The lawyer is suing under a law called the Electronic Communications Privacy Act, which lets plaintiffs seek an automatic penalty of $10,000, or $100 for each day a company violates the law, whichever is higher. The point of the law is to forbid companies from intercepting or spying on people’s online communications without their consent.

In the case of Judge Grewal, he would not be ruling on the substance of the case, which is the job of another judge. Instead, Grewal is overseeing procedural parts of the matter, including the process by which Google can protect its confidential information during litigation.

Gallo, the lawyer, is basically saying there’s a risk that Grewal might be overly generous in granting Google’s requests for secrecy since his new employer, Facebook, would also benefit from broad secrecy rulings. (My own two cents is this is silly because it’s unlikely Grewal, a well-respected judge, would carry such a bias. Still, the optics are not great).

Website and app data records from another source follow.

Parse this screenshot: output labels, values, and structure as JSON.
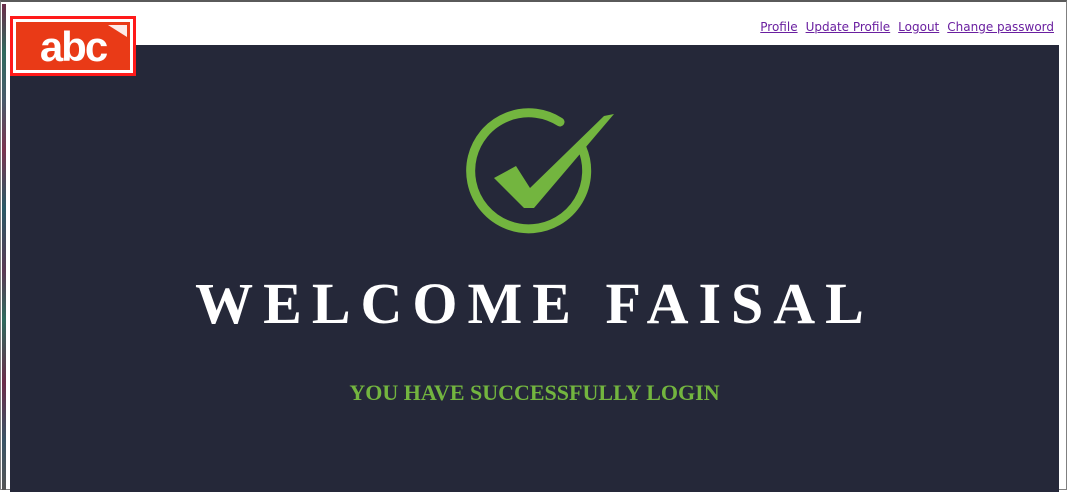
{
  "logo": {
    "text": "abc",
    "color": "#e93a17",
    "border_color": "#ff1a1a"
  },
  "nav": {
    "profile": "Profile",
    "update_profile": "Update Profile",
    "logout": "Logout",
    "change_password": "Change password"
  },
  "hero": {
    "background": "#252839",
    "icon": "check-circle-icon",
    "welcome": "WELCOME FAISAL",
    "subtitle": "YOU HAVE SUCCESSFULLY LOGIN",
    "accent": "#73b53f"
  }
}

Google, declined to comment on the case or on the Gallo letter, which was posted by The Recorder.

Judge Grewal did not reply to a request for comment to his Twitter account.

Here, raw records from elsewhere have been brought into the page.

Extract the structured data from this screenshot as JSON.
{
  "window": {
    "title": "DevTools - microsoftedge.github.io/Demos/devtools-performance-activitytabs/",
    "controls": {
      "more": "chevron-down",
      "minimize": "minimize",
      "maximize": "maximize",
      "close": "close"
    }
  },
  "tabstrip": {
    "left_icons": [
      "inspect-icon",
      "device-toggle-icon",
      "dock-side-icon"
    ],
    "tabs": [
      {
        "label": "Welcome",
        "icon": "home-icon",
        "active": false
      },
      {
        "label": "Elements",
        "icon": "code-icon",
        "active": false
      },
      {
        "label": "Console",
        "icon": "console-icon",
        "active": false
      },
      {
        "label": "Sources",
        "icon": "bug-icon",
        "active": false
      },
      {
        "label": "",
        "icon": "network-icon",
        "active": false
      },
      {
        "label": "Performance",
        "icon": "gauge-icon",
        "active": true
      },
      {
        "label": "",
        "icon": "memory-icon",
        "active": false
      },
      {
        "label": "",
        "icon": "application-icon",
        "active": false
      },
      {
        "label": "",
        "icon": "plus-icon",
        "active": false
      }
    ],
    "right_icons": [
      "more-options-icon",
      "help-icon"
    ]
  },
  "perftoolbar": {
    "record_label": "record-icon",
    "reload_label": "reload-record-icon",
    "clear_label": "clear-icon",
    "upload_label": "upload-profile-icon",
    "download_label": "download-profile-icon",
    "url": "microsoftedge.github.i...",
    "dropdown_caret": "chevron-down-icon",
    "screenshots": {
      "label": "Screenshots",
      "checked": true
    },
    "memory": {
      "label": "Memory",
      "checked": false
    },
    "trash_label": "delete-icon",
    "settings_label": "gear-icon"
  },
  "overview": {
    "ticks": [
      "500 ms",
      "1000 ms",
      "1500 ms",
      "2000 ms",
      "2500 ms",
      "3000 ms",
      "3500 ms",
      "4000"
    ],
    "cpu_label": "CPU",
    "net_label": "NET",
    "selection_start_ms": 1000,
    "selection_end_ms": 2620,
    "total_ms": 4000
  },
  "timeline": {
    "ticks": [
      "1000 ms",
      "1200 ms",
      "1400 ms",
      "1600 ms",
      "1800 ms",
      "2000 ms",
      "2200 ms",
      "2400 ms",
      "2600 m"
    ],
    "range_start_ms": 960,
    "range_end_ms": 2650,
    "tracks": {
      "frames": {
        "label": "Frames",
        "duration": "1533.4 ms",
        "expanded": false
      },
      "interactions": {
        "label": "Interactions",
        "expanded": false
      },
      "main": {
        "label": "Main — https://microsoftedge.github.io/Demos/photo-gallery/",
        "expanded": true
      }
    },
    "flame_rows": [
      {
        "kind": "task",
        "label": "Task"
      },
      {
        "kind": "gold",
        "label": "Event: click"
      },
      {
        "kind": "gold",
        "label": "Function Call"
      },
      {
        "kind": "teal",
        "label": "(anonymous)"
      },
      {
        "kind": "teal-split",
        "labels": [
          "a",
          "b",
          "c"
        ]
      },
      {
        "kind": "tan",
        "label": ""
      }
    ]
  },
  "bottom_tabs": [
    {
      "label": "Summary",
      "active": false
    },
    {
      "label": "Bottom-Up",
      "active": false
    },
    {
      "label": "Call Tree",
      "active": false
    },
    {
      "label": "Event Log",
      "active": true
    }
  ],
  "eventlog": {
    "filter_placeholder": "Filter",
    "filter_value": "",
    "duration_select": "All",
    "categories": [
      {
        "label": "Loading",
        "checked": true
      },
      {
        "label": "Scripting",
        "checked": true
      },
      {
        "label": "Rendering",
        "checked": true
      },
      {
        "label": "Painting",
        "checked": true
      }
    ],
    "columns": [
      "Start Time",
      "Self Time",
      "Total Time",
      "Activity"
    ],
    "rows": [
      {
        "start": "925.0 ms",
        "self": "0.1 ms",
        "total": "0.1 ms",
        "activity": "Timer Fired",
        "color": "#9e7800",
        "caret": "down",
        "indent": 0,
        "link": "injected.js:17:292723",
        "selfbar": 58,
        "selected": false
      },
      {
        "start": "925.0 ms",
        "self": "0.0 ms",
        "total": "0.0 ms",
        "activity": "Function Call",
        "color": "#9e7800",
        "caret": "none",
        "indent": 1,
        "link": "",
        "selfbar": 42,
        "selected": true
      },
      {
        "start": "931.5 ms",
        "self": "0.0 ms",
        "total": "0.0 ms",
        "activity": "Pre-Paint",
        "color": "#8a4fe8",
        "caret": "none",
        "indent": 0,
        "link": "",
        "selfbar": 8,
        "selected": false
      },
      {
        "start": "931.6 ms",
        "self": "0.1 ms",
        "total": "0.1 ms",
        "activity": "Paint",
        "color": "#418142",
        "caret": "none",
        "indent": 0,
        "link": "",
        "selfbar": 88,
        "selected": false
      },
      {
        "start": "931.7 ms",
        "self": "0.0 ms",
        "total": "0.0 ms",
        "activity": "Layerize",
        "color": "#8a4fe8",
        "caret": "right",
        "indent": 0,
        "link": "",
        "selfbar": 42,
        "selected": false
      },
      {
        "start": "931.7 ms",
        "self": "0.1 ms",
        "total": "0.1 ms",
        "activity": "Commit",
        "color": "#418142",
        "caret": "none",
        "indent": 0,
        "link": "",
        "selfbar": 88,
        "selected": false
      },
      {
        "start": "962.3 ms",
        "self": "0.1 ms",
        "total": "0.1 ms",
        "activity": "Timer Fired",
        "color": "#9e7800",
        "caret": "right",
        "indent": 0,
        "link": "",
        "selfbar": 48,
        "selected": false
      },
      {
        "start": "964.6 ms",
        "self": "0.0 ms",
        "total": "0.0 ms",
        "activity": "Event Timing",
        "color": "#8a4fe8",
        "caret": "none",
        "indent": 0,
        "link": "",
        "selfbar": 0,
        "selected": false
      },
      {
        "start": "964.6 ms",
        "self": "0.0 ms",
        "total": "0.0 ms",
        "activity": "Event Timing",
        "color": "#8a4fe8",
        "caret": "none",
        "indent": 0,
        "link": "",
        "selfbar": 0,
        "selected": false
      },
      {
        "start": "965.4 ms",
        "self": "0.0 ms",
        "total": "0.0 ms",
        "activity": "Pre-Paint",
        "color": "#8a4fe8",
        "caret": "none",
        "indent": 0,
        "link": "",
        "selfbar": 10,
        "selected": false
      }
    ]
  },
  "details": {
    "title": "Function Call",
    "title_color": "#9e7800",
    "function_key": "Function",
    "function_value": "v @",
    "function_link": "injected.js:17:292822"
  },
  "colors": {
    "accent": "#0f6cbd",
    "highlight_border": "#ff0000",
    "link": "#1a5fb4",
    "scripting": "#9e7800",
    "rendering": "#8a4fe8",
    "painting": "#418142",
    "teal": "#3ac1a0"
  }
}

The student scanning lawsuit comes after several class action lawsuits over email scanning brought by general users of Yahoo (YHOO) email and Gmail, which fizzled out a few years ago.